What have you made of your name being thrown into All-Australian discussions?
I don't really like it. I don't really think it matters to me if I make it or not. There's obviously players who deserve it ahead of me, but I do think if I were to make it it would be good for footy in that sense that I'm not out there in a role where you can get 30 touches every week. I'm doing it for the half-forwards in the other teams who don't get the praise I'm getting at the moment who are doing the same jobs for their teams as I was last year and years before that. It would be cool to do because of the unique role I play and the stuff I'm doing but it's not something I care about or want.
Who are those guys who you think are maybe not getting the praise they deserve?

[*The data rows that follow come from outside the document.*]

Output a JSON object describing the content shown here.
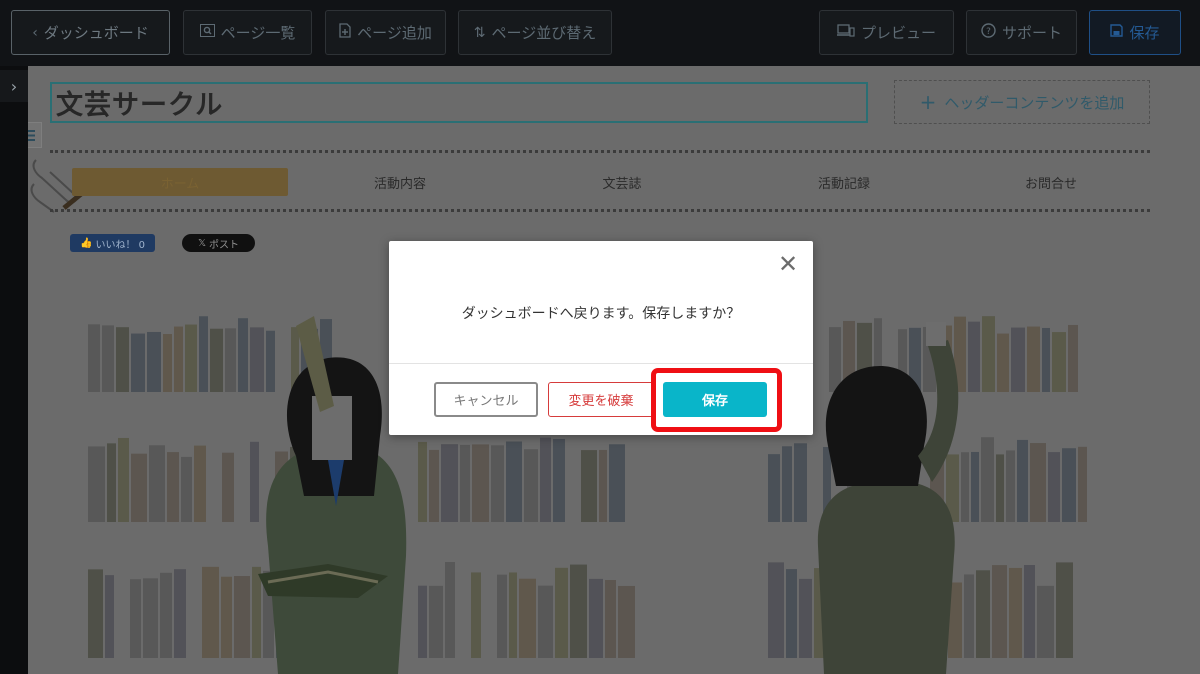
{
  "toolbar": {
    "back_label": "ダッシュボード",
    "page_list_label": "ページ一覧",
    "add_page_label": "ページ追加",
    "sort_pages_label": "ページ並び替え",
    "preview_label": "プレビュー",
    "support_label": "サポート",
    "save_label": "保存"
  },
  "site": {
    "title": "文芸サークル",
    "header_add_label": "ヘッダーコンテンツを追加",
    "nav": [
      "ホーム",
      "活動内容",
      "文芸誌",
      "活動記録",
      "お問合せ"
    ],
    "like_label": "いいね！ 0",
    "post_label": "ポスト"
  },
  "dialog": {
    "message": "ダッシュボードへ戻ります。保存しますか？",
    "cancel_label": "キャンセル",
    "discard_label": "変更を破棄",
    "save_label": "保存"
  },
  "colors": {
    "accent_save": "#09b5c9",
    "discard_red": "#d63b3b",
    "highlight_red": "#ef0f14",
    "toolbar_bg": "#111316"
  }
}
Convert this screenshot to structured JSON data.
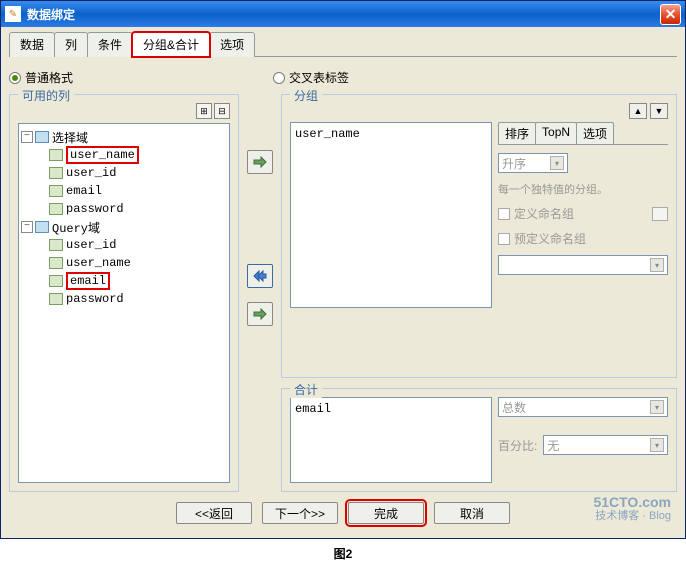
{
  "window": {
    "title": "数据绑定"
  },
  "tabs": [
    "数据",
    "列",
    "条件",
    "分组&合计",
    "选项"
  ],
  "active_tab_index": 3,
  "format": {
    "normal": "普通格式",
    "cross": "交叉表标签"
  },
  "left": {
    "legend": "可用的列",
    "tree": [
      {
        "level": 0,
        "toggle": "-",
        "type": "folder",
        "label": "选择域"
      },
      {
        "level": 1,
        "toggle": "",
        "type": "leaf",
        "label": "user_name",
        "highlight": true
      },
      {
        "level": 1,
        "toggle": "",
        "type": "leaf",
        "label": "user_id"
      },
      {
        "level": 1,
        "toggle": "",
        "type": "leaf",
        "label": "email"
      },
      {
        "level": 1,
        "toggle": "",
        "type": "leaf",
        "label": "password"
      },
      {
        "level": 0,
        "toggle": "-",
        "type": "folder",
        "label": "Query域"
      },
      {
        "level": 1,
        "toggle": "",
        "type": "leaf",
        "label": "user_id"
      },
      {
        "level": 1,
        "toggle": "",
        "type": "leaf",
        "label": "user_name"
      },
      {
        "level": 1,
        "toggle": "",
        "type": "leaf",
        "label": "email",
        "highlight": true
      },
      {
        "level": 1,
        "toggle": "",
        "type": "leaf",
        "label": "password"
      }
    ]
  },
  "group": {
    "legend": "分组",
    "item": "user_name",
    "subtabs": [
      "排序",
      "TopN",
      "选项"
    ],
    "sort_value": "升序",
    "hint": "每一个独特值的分组。",
    "chk_custom": "定义命名组",
    "chk_predef": "预定义命名组"
  },
  "total": {
    "legend": "合计",
    "item": "email",
    "agg_label": "总数",
    "pct_label": "百分比:",
    "pct_value": "无"
  },
  "footer": {
    "back": "<<返回",
    "next": "下一个>>",
    "finish": "完成",
    "cancel": "取消"
  },
  "watermark": {
    "line1": "51CTO.com",
    "line2": "技术博客 · Blog"
  },
  "caption": "图2"
}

Brad Close is a big one and my partner in crime who has been doing it for years, Sam Switkowski, Lachie Schultz, Alex Neal-Bullen, Dylan Moore. Even Richmond had Jason Castagna who copped it a bit but was doing his role for the team. Those types who play the right way and you don't really see the stats and glory, but they're extremely important to their team. That's how Geelong has always used Brad and I and it's why I feel at home there.

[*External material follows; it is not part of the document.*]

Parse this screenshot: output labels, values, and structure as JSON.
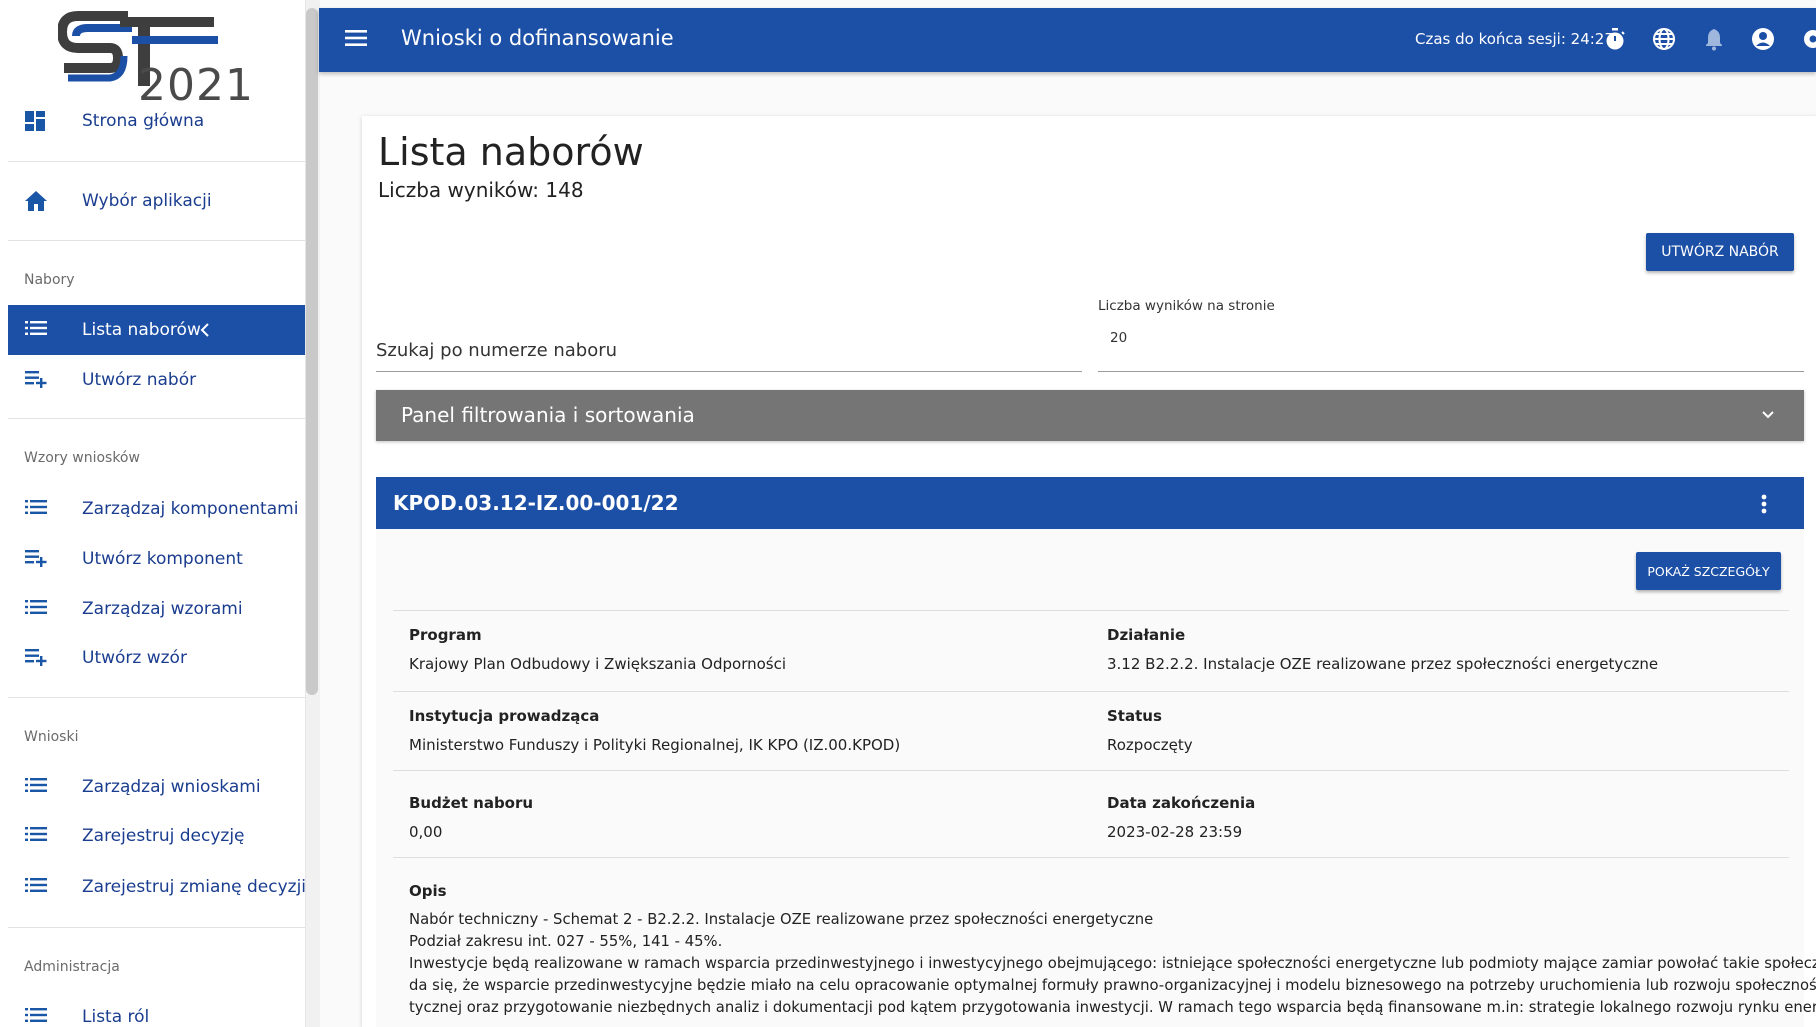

You've spoken about barracking for Brisbane because of 'Gryan the Lion' and 'Aker' being a childhood hero, too.
I was absolutely mad Aker and mad Brisbane. All my jerseys had No.12 on the back. I've still got them in my wardrobe. Every school dress up I was Jason Akermanis. I'd wear the same fake moustache and Brisbane kit so I was absolutely obsessed with him and the way he played and I was a big Brisbane fan. I watched every game since I was about three years old until the day I got drafted. It's pretty funny that the conversation at the moment is all about me and him when it's the guy I looked up to the whole way through.

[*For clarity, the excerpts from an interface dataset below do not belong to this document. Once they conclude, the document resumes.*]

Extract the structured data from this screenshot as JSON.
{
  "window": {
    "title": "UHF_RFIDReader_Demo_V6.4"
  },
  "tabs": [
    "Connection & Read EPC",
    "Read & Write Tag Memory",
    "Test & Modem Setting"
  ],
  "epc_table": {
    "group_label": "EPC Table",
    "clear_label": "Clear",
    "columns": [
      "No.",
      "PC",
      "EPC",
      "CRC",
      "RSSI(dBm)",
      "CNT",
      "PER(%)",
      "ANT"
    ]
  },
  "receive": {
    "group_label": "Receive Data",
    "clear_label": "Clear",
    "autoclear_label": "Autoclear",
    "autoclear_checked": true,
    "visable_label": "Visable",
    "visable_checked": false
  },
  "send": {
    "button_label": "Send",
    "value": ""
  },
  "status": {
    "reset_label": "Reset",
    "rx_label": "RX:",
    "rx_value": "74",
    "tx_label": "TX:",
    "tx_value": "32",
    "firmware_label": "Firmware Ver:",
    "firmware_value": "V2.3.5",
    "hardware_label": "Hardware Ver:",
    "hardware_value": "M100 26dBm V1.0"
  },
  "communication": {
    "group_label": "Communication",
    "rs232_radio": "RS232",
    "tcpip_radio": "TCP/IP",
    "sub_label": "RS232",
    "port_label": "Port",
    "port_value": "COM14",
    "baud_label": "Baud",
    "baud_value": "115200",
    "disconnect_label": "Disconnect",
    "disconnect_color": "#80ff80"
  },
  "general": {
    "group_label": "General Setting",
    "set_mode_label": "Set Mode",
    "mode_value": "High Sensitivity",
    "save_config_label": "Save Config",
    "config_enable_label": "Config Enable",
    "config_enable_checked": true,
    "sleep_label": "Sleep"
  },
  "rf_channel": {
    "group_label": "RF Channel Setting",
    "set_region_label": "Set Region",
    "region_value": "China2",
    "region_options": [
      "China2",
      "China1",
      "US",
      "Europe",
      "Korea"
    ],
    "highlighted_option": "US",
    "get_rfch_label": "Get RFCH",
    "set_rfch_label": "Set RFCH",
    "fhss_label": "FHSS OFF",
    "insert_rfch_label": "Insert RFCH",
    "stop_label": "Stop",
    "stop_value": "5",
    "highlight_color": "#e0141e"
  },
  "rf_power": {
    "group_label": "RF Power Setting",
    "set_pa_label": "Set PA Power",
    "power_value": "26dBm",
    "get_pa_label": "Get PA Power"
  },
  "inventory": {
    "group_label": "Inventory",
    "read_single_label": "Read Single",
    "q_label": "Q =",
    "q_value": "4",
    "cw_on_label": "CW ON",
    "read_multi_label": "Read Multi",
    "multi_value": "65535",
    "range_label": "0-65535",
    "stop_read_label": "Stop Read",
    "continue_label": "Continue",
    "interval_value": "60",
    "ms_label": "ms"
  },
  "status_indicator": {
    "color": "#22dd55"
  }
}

Have you ever met another Gryan?
Nah. But there is a kid on an island off Fiji who has been called Gryan and I've been sent a few photos of this kid called Gryan but I've never come across anyone with Gryan either as their first, middle or last name.
What about Lionel? How was that week when you kind of became a part of the Messi meme in your 100th game celebrations?
That was a bit overwhelming. As I said before I probably used to want the spotlight whereas now I want to get away from it and that really put me under the spotlight. But it was in good fun, not for Gerard (Whately) maybe, but for everyone else it was all fun and games and my family and friends bought the t-shirts with it on and dressed up so we all had a good laugh about it. It's still running a little bit but it's dying down which is nice also.
You mentioned the recruiting work you're doing at the Cats. Is that something you'd like to pursue?
The last two years I've had some injuries where I've missed eight-week blocks and during those times I'd do some mind-numbing stuff at home so I started doing work with (Cats recruiter) Liam Woodland. I wrote notes on about eight of my teammates when they were going through the draft process on what I liked and didn't like about my now teammates, guys like Toby Conway, Mitch Knevitt, Ollie Dempsey, Phoenix Foster, Ted Clohesy, Osca Riccardi to name a few. It's definitely something I'm interested in post-footy, probably more the list management side but being a good recruiter is important to that too. I'm really thankful to Liam for giving me the time to do some work with him and he's put some good challenges in front of me and I've really enjoyed it.
So what do you say when you see a draft prospect who kicks it a bit differently pop up on the footage?